Some analysts however were more upbeat, such as at Jefferies.
Paraphrasing Mark Twain, who once said: "Be careful about reading health books. You may die of misprint", they argued that the trend in the US dollar had now changed and that central banks were now "reluctant" to let real interest rates rise above zero, for fear of inadvertently undermining asset prices.
Corporate news was scarce, but Admiral was the standout gainer on the FTSE 100 throughout much of the session after a double upgrade to 'overweight' from 'underweight' at Barclays. Hastings was also on the front foot as Barclays reiterated its 'overweight' rating.
"Our analysis suggests insurance prices have reached an inflection point in 2Q 2019, with April-May prices up 4% - a trend that we believe will only be recorded by the wider market when the mainstream quarterly indices are published in the second half of July," it said. "We see this turn as a positive for Hastings and Admiral, given their share prices have historically been highly correlated to movements in premiums."

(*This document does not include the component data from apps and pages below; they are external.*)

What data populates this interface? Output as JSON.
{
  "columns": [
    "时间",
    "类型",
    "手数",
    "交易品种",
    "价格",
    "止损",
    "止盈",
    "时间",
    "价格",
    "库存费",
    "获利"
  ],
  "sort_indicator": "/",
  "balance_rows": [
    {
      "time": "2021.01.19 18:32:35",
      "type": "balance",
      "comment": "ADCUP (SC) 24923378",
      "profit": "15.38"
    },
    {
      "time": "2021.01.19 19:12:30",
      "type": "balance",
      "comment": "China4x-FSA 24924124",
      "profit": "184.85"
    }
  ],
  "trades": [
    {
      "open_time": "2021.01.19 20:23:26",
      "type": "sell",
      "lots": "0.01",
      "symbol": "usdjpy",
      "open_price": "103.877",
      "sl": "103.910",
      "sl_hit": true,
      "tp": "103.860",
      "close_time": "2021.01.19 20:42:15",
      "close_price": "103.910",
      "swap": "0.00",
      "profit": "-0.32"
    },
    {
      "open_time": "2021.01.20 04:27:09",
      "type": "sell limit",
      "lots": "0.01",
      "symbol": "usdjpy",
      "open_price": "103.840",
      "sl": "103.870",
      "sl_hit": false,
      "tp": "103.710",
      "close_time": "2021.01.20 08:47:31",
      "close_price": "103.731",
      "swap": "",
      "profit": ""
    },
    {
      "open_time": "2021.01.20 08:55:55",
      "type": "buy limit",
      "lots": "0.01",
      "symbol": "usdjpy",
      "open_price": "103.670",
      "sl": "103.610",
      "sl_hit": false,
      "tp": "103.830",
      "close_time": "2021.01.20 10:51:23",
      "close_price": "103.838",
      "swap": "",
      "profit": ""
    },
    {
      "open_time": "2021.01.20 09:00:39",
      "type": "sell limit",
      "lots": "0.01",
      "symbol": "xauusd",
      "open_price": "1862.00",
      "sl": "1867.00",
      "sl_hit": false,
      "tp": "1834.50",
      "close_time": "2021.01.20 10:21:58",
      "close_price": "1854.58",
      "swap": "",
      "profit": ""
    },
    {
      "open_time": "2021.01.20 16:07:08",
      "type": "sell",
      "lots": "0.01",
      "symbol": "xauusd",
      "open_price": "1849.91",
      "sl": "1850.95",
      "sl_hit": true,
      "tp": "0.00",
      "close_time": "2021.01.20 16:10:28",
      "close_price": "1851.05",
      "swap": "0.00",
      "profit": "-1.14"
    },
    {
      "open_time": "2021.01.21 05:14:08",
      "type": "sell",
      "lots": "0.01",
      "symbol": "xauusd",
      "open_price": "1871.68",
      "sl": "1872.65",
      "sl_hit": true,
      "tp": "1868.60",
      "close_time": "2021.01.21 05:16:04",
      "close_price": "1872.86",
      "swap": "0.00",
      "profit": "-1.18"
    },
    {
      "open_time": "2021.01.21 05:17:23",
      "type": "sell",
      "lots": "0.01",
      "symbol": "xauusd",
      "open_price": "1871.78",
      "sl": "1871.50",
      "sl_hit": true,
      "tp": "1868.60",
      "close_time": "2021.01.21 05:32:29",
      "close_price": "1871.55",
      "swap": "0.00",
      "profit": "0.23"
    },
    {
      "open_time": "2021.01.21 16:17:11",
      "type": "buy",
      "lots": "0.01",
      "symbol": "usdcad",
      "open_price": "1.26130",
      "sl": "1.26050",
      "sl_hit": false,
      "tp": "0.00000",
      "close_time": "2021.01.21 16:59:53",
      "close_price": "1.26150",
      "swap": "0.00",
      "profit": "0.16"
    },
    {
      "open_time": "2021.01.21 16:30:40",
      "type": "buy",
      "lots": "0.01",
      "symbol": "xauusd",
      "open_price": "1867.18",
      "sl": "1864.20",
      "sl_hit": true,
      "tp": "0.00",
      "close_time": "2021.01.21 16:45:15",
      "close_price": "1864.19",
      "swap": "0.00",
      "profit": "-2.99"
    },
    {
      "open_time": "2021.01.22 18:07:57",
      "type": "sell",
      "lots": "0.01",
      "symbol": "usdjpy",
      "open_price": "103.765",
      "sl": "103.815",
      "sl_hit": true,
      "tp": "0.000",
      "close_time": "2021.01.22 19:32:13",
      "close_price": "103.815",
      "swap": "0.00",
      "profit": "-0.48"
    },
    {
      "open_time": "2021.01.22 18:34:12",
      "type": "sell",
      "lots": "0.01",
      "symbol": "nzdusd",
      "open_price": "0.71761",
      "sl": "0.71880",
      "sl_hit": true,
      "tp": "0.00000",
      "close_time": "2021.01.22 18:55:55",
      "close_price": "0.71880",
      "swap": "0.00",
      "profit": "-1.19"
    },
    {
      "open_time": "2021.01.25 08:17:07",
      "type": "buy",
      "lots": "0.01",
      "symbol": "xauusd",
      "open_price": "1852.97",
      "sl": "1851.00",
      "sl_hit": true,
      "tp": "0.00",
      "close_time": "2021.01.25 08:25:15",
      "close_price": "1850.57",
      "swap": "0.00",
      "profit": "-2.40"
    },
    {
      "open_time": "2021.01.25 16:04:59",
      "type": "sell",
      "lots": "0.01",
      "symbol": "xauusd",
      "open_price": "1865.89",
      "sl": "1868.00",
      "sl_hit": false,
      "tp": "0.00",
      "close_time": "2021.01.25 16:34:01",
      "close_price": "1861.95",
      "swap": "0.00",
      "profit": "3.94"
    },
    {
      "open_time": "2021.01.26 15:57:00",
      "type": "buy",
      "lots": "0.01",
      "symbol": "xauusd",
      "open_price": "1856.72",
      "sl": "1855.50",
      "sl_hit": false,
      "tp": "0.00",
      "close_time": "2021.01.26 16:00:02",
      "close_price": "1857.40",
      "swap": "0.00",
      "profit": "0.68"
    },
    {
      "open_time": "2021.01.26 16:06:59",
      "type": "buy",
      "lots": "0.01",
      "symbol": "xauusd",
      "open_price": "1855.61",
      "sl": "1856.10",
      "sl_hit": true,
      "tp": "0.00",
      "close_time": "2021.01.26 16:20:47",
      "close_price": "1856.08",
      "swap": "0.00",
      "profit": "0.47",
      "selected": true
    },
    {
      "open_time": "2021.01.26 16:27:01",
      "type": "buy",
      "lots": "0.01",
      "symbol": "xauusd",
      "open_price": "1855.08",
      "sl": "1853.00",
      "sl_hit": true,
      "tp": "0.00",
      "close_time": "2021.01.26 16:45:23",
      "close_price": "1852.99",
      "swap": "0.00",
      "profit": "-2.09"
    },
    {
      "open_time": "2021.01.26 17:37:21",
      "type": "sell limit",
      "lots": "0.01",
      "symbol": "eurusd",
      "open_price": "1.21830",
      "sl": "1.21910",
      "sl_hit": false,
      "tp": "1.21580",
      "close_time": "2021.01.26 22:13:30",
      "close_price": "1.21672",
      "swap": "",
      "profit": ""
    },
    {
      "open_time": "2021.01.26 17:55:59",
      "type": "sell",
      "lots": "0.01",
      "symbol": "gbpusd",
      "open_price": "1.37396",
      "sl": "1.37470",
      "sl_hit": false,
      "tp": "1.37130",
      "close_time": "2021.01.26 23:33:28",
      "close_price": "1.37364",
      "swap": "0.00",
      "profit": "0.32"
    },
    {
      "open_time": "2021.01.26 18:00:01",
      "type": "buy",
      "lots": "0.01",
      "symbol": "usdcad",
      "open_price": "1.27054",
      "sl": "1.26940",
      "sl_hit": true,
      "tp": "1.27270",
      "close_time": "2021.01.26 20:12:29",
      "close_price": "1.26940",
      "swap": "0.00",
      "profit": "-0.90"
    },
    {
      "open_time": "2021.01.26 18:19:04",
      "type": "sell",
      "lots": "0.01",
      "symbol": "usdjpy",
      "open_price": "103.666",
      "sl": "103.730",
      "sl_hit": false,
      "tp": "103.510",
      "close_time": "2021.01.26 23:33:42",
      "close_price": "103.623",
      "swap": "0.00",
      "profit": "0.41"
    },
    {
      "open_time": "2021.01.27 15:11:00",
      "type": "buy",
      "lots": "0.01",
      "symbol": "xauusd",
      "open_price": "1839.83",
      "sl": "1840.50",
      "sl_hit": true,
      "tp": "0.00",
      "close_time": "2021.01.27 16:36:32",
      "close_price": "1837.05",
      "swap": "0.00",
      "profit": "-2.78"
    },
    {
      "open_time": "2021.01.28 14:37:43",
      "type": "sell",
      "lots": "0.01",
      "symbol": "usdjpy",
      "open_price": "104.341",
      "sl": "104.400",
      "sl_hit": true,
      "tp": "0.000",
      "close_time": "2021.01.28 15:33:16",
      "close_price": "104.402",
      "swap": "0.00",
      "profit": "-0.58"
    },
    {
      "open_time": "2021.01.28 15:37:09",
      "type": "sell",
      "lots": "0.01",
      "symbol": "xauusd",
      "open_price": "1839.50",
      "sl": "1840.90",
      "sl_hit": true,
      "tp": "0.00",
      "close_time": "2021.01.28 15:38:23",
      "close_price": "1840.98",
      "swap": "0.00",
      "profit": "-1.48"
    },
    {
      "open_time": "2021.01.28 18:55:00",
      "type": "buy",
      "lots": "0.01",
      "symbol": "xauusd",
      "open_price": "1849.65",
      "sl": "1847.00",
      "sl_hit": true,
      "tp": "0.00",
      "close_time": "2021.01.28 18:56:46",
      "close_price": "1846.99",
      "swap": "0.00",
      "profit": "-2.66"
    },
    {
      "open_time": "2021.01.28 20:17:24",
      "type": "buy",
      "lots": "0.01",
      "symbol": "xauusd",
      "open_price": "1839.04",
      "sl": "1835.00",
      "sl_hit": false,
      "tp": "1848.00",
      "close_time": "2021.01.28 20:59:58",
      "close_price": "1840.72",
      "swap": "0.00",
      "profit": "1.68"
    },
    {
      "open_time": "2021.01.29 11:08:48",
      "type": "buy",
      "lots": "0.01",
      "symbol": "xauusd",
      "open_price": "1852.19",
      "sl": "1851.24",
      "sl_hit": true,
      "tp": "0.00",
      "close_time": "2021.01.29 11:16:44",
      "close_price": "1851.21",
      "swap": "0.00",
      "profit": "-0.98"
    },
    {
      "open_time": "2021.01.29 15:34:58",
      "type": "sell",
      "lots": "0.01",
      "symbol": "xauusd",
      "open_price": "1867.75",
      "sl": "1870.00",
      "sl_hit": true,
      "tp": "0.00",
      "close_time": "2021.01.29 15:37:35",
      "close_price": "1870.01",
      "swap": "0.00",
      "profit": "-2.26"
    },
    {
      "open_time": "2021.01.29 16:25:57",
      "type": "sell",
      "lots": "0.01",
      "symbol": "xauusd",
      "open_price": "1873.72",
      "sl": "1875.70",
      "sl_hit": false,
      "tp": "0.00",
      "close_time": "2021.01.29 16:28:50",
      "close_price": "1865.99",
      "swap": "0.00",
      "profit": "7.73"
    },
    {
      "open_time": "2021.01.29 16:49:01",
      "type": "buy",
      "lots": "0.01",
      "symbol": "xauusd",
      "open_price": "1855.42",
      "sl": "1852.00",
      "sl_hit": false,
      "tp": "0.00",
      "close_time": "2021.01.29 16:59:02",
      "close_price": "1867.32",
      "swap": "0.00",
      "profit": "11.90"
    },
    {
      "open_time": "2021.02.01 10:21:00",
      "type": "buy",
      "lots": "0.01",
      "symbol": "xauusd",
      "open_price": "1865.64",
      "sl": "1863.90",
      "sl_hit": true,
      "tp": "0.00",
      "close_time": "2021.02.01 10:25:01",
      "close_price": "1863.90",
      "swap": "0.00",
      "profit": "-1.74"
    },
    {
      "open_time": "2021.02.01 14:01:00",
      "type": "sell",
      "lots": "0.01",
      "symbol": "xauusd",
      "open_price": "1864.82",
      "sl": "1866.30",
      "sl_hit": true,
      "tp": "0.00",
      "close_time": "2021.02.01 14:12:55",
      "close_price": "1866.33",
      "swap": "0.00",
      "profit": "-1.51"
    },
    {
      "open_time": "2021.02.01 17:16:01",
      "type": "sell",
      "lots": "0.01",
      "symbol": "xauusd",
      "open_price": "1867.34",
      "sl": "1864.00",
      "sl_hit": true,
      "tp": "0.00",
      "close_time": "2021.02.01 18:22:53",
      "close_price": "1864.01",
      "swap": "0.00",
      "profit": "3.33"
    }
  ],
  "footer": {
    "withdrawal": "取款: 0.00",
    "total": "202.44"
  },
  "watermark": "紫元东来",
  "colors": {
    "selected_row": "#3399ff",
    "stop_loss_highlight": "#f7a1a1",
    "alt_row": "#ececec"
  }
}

Going the other way, at the weekend, and following years of intense competition from online retailers, French food retailer Carrefour sold an 80% stake in its Chinese operations for $698m to Suning, in which e-commerce giant Alibaba holds a stake, underscoring the threat posed by the likes of Amazon.com to it and its peers (such as Sainsbury and Tesco) in their core markets.
To take note of, consultancy Kantar was scheduled to publish its grocery market share figures for the 12 weeks to 16 June during the following session.
Also due out were the results of the Confederation of British Industry's Distributive Trades survey for June.
Weighing on BT Group meanwhile, Deutsche Bank downgraded its recommendation on the firm's shares from 'hold' to 'sell' and cut its target price from 217.0p to 175.0p, telling clients that the company's rising capex on on alt-FTTH was a threat to the recovery in its operating profits
Carnival also fell, as Barclays downgraded its recommendation on shares of the cruise operator to 'equalweight', while Dixons Carphone was under the cosh yet again following a profit warning last week.
FTSE 100 - Risers
Micro Focus International (MCRO) 2,077.00p 3.75%
Admiral Group (ADM) 2,191.00p 3.74%
Halma (HLMA) 2,071.00p 3.14%
Ashtead Group (AHT) 2,206.00p 2.68%
Reckitt Benckiser Group (RB.) 6,349.00p 2.25%
Bunzl (BNZL) 2,146.00p 2.09%
Experian (EXPN) 2,463.00p 2.03%
Compass Group (CPG) 1,887.50p 2.03%
Direct Line Insurance Group (DLG) 329.60p 1.89%
Rentokil Initial (RTO) 401.40p 1.83%
FTSE 100 - Fallers
Sainsbury (J) (SBRY) 188.00p -4.01%
BT Group (BT.A) 194.80p -3.25%
Flutter Entertainment (FLTR) 5,690.00p -2.97%
Kingfisher (KGF) 202.20p -2.69%
Marks & Spencer Group (MKS) 204.20p -2.67%
Tesco (TSCO) 231.30p -2.28%
Smith (DS) (SMDS) 345.80p -2.15%
International Consolidated Airlines Group SA (CDI) (IAG) 452.00p -1.91%
Lloyds Banking Group (LLOY) 57.00p -1.89%
Just Eat (JE.) 617.80p -1.72%
FTSE 250 - Risers
Entertainment One Limited (ETO) 396.80p 5.14%
Renishaw (RSW) 4,104.00p 4.64%
PZ Cussons (PZC) 222.00p 4.47%
Sirius Minerals (SXX) 14.05p 4.31%
PayPoint (PAY) 1,064.00p 3.30%
Games Workshop Group (GAW) 4,950.00p 2.92%
Greggs (GRG) 2,298.00p 2.77%
Woodford Patient Capital Trust (WPCT) 58.00p 2.65%
CLS Holdings (CLI) 219.50p 2.59%
Hikma Pharmaceuticals (HIK) 1,701.50p 2.51%
FTSE 250 - Fallers
Drax Group (DRX) 275.20p -5.75%
PPHE Hotel Group Ltd (PPH) 1,780.00p -5.32%
Bank of Georgia Group (BGEO) 1,539.00p -4.05%
Metro Bank (MTRO) 504.00p -3.91%
Network International Holdings (NETW) 565.00p -3.58%
Mediclinic International (MDC) 294.10p -3.42%
Tullow Oil (TLW) 208.40p -2.98%
Kainos Group (KNOS) 652.00p -2.96%
Dixons Carphone (DC.) 107.60p -2.93%
TI Fluid Systems (TIFS) 203.00p -2.87%